This article will examine Mill’s arguments in favor of unrestrained freedom of speech and his objection to the social censorship of speech. It will then discuss the origins and impact of what is now characterized as political correctness. The article will then define the concept of social censorship and attempt to distinguish pure social censorship from private tangible punishment of speech. Next, the article will examine the ways in which social censorship serves important social goals and promotes free speech as well as the ways in which it undermines free speech. It will especially focus on the damage to intellectual autonomy and development that so troubled Mill. The article will consider how the struggle between freedom of speech and social censorship/political correctness is ultimately a battle over the social norm defining the boundary between socially acceptable and unacceptable speech focusing on how social norms, especially in the area of speech, are created, maintained and adjusted. Finally, the article will explain how Mill’s norm of a robust culture of free speech can be defended and preserved against attempts at restriction.
University of Louisville Law Review
John Stuart Mill, freedom of speech, free speech, First Amendment, social intolerance, censorship, social censorship, political correctness

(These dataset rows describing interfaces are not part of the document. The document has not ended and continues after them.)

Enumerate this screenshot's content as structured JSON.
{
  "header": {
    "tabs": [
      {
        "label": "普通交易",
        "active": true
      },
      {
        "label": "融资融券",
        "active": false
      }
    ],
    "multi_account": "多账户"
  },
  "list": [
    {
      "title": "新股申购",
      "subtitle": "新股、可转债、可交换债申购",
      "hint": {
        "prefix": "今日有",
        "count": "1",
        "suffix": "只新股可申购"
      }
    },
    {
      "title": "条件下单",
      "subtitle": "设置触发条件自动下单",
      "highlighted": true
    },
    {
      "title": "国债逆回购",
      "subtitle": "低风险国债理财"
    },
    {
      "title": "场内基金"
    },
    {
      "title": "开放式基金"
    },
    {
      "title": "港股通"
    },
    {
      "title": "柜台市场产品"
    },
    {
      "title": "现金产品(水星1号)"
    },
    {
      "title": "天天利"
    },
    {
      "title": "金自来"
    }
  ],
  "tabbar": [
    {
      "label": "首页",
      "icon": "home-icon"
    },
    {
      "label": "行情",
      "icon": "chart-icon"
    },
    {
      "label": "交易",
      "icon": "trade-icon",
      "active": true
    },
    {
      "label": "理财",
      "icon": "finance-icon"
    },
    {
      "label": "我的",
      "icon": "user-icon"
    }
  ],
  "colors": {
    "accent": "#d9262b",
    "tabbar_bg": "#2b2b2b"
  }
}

Lackland H. Jr. Bloom, John Stuart Mill and Political Correctness, 56 U. Louisville L. Rev. 1 (2017)